- [HOW TO COMPLETE THIS TASK] Each line with the word "gegen" must appear in the answer, copied from the records.
>>>>
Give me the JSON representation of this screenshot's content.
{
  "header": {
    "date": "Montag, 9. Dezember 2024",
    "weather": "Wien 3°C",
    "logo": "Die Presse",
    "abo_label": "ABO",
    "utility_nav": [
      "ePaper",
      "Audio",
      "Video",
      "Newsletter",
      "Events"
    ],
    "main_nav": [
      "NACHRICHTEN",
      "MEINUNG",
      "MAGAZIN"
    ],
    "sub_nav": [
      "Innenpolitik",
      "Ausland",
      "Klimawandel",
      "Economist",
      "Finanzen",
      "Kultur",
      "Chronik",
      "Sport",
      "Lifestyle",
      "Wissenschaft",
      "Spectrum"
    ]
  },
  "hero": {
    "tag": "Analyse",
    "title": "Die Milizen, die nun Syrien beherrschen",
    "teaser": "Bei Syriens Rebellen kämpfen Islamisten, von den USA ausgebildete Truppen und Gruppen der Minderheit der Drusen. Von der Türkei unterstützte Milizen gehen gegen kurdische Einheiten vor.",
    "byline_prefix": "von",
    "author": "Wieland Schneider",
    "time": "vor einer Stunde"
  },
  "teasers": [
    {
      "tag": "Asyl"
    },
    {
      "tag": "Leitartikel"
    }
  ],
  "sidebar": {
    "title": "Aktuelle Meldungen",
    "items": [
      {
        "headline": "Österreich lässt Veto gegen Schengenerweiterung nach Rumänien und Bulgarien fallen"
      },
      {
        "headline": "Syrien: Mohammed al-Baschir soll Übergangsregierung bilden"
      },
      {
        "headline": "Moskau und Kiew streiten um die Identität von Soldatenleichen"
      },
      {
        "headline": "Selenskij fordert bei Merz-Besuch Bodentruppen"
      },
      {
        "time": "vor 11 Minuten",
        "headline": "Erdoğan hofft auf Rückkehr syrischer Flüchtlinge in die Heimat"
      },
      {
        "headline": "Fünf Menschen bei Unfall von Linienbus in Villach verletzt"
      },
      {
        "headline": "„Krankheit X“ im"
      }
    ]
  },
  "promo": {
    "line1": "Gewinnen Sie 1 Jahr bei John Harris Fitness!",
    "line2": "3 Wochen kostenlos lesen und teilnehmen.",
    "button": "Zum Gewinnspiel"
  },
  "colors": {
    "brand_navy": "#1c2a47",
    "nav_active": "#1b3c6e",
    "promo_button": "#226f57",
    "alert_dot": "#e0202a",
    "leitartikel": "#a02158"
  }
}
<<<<
- [WRITTEN ANSWER]
    "teaser": "Bei Syriens Rebellen kämpfen Islamisten, von den USA ausgebildete Truppen und Gruppen der Minderheit der Drusen. Von der Türkei unterstützte Milizen gehen gegen kurdische Einheiten vor.",
        "headline": "Österreich lässt Veto gegen Schengenerweiterung nach Rumänien und Bulgarien fallen"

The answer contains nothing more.